● Directions for this task
Ignoring the pictures, repeat every entry below exactly as it appears.

Element data from apps and pages:
§

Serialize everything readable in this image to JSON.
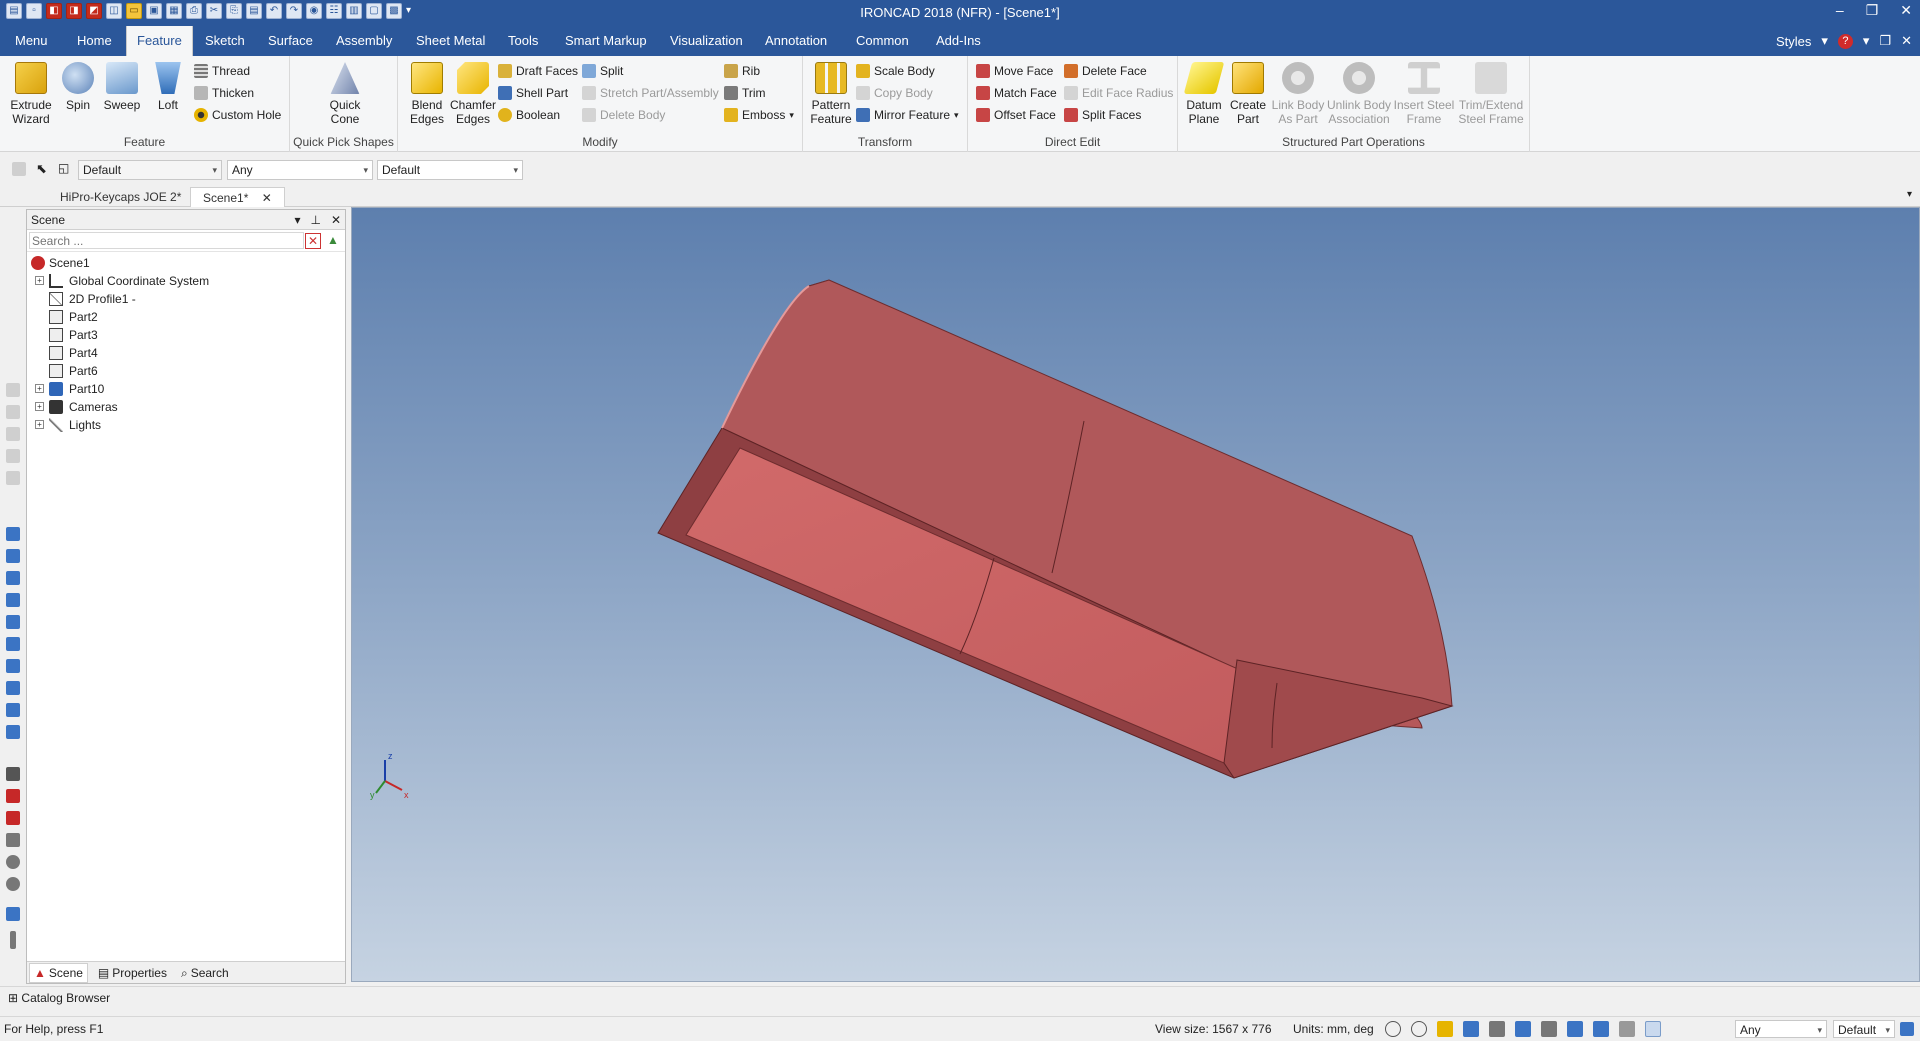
{
  "window": {
    "title": "IRONCAD 2018 (NFR) - [Scene1*]",
    "controls": [
      "–",
      "❐",
      "✕"
    ]
  },
  "ribbon_tabs": [
    {
      "label": "Menu"
    },
    {
      "label": "Home"
    },
    {
      "label": "Feature"
    },
    {
      "label": "Sketch"
    },
    {
      "label": "Surface"
    },
    {
      "label": "Assembly"
    },
    {
      "label": "Sheet Metal"
    },
    {
      "label": "Tools"
    },
    {
      "label": "Smart Markup"
    },
    {
      "label": "Visualization"
    },
    {
      "label": "Annotation"
    },
    {
      "label": "Common"
    },
    {
      "label": "Add-Ins"
    }
  ],
  "ribbon_right": {
    "styles": "Styles",
    "help": "?"
  },
  "groups": {
    "feature": {
      "label": "Feature",
      "extrude": "Extrude\nWizard",
      "spin": "Spin",
      "sweep": "Sweep",
      "loft": "Loft",
      "thread": "Thread",
      "thicken": "Thicken",
      "custom_hole": "Custom Hole"
    },
    "quick": {
      "label": "Quick Pick Shapes",
      "cone": "Quick\nCone"
    },
    "modify": {
      "label": "Modify",
      "blend": "Blend\nEdges",
      "chamfer": "Chamfer\nEdges",
      "draft": "Draft Faces",
      "shell": "Shell Part",
      "boolean": "Boolean",
      "split": "Split",
      "stretch": "Stretch Part/Assembly",
      "delete_body": "Delete Body",
      "rib": "Rib",
      "trim": "Trim",
      "emboss": "Emboss"
    },
    "transform": {
      "label": "Transform",
      "pattern": "Pattern\nFeature",
      "scale": "Scale Body",
      "copy": "Copy Body",
      "mirror": "Mirror Feature"
    },
    "direct": {
      "label": "Direct Edit",
      "move": "Move Face",
      "match": "Match Face",
      "offset": "Offset Face",
      "delete_face": "Delete Face",
      "edit_radius": "Edit Face Radius",
      "split_faces": "Split Faces"
    },
    "structured": {
      "label": "Structured Part Operations",
      "datum": "Datum\nPlane",
      "create": "Create\nPart",
      "link": "Link Body\nAs Part",
      "unlink": "Unlink Body\nAssociation",
      "insert_steel": "Insert Steel\nFrame",
      "trim_extend": "Trim/Extend\nSteel Frame"
    }
  },
  "toolbar": {
    "style_combo": "Default",
    "filter_combo": "Any",
    "material_combo": "Default"
  },
  "doc_tabs": [
    {
      "label": "HiPro-Keycaps JOE 2*"
    },
    {
      "label": "Scene1*"
    }
  ],
  "scene_panel": {
    "title": "Scene",
    "search_placeholder": "Search ...",
    "tree": [
      {
        "label": "Scene1",
        "icon": "scene-icon"
      },
      {
        "label": "Global Coordinate System",
        "icon": "axes-icon"
      },
      {
        "label": "2D Profile1 -",
        "icon": "profile-icon"
      },
      {
        "label": "Part2",
        "icon": "part-icon"
      },
      {
        "label": "Part3",
        "icon": "part-icon"
      },
      {
        "label": "Part4",
        "icon": "part-icon"
      },
      {
        "label": "Part6",
        "icon": "part-icon"
      },
      {
        "label": "Part10",
        "icon": "part-icon"
      },
      {
        "label": "Cameras",
        "icon": "camera-icon"
      },
      {
        "label": "Lights",
        "icon": "light-icon"
      }
    ],
    "footer_tabs": [
      {
        "label": "Scene"
      },
      {
        "label": "Properties"
      },
      {
        "label": "Search"
      }
    ]
  },
  "catalog": {
    "label": "Catalog Browser"
  },
  "status": {
    "help": "For Help, press F1",
    "view_size": "View size: 1567 x  776",
    "units": "Units: mm, deg",
    "filter": "Any",
    "style": "Default"
  },
  "triad": {
    "x": "x",
    "y": "y",
    "z": "z"
  },
  "colors": {
    "accent": "#2b579a",
    "model_fill": "#c15f5f",
    "model_dark": "#8f3f40",
    "viewport_top": "#5d7fae",
    "viewport_bottom": "#c6d3e2"
  }
}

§

● Result of the task
Serialize everything readable in this image to JSON.
{
  "window": {
    "title": "IRONCAD 2018 (NFR) - [Scene1*]",
    "controls": [
      "–",
      "❐",
      "✕"
    ]
  },
  "ribbon_tabs": [
    {
      "label": "Menu"
    },
    {
      "label": "Home"
    },
    {
      "label": "Feature"
    },
    {
      "label": "Sketch"
    },
    {
      "label": "Surface"
    },
    {
      "label": "Assembly"
    },
    {
      "label": "Sheet Metal"
    },
    {
      "label": "Tools"
    },
    {
      "label": "Smart Markup"
    },
    {
      "label": "Visualization"
    },
    {
      "label": "Annotation"
    },
    {
      "label": "Common"
    },
    {
      "label": "Add-Ins"
    }
  ],
  "ribbon_right": {
    "styles": "Styles",
    "help": "?"
  },
  "groups": {
    "feature": {
      "label": "Feature",
      "extrude": "Extrude\nWizard",
      "spin": "Spin",
      "sweep": "Sweep",
      "loft": "Loft",
      "thread": "Thread",
      "thicken": "Thicken",
      "custom_hole": "Custom Hole"
    },
    "quick": {
      "label": "Quick Pick Shapes",
      "cone": "Quick\nCone"
    },
    "modify": {
      "label": "Modify",
      "blend": "Blend\nEdges",
      "chamfer": "Chamfer\nEdges",
      "draft": "Draft Faces",
      "shell": "Shell Part",
      "boolean": "Boolean",
      "split": "Split",
      "stretch": "Stretch Part/Assembly",
      "delete_body": "Delete Body",
      "rib": "Rib",
      "trim": "Trim",
      "emboss": "Emboss"
    },
    "transform": {
      "label": "Transform",
      "pattern": "Pattern\nFeature",
      "scale": "Scale Body",
      "copy": "Copy Body",
      "mirror": "Mirror Feature"
    },
    "direct": {
      "label": "Direct Edit",
      "move": "Move Face",
      "match": "Match Face",
      "offset": "Offset Face",
      "delete_face": "Delete Face",
      "edit_radius": "Edit Face Radius",
      "split_faces": "Split Faces"
    },
    "structured": {
      "label": "Structured Part Operations",
      "datum": "Datum\nPlane",
      "create": "Create\nPart",
      "link": "Link Body\nAs Part",
      "unlink": "Unlink Body\nAssociation",
      "insert_steel": "Insert Steel\nFrame",
      "trim_extend": "Trim/Extend\nSteel Frame"
    }
  },
  "toolbar": {
    "style_combo": "Default",
    "filter_combo": "Any",
    "material_combo": "Default"
  },
  "doc_tabs": [
    {
      "label": "HiPro-Keycaps JOE 2*"
    },
    {
      "label": "Scene1*"
    }
  ],
  "scene_panel": {
    "title": "Scene",
    "search_placeholder": "Search ...",
    "tree": [
      {
        "label": "Scene1",
        "icon": "scene-icon"
      },
      {
        "label": "Global Coordinate System",
        "icon": "axes-icon"
      },
      {
        "label": "2D Profile1 -",
        "icon": "profile-icon"
      },
      {
        "label": "Part2",
        "icon": "part-icon"
      },
      {
        "label": "Part3",
        "icon": "part-icon"
      },
      {
        "label": "Part4",
        "icon": "part-icon"
      },
      {
        "label": "Part6",
        "icon": "part-icon"
      },
      {
        "label": "Part10",
        "icon": "part-icon"
      },
      {
        "label": "Cameras",
        "icon": "camera-icon"
      },
      {
        "label": "Lights",
        "icon": "light-icon"
      }
    ],
    "footer_tabs": [
      {
        "label": "Scene"
      },
      {
        "label": "Properties"
      },
      {
        "label": "Search"
      }
    ]
  },
  "catalog": {
    "label": "Catalog Browser"
  },
  "status": {
    "help": "For Help, press F1",
    "view_size": "View size: 1567 x  776",
    "units": "Units: mm, deg",
    "filter": "Any",
    "style": "Default"
  },
  "triad": {
    "x": "x",
    "y": "y",
    "z": "z"
  },
  "colors": {
    "accent": "#2b579a",
    "model_fill": "#c15f5f",
    "model_dark": "#8f3f40",
    "viewport_top": "#5d7fae",
    "viewport_bottom": "#c6d3e2"
  }
}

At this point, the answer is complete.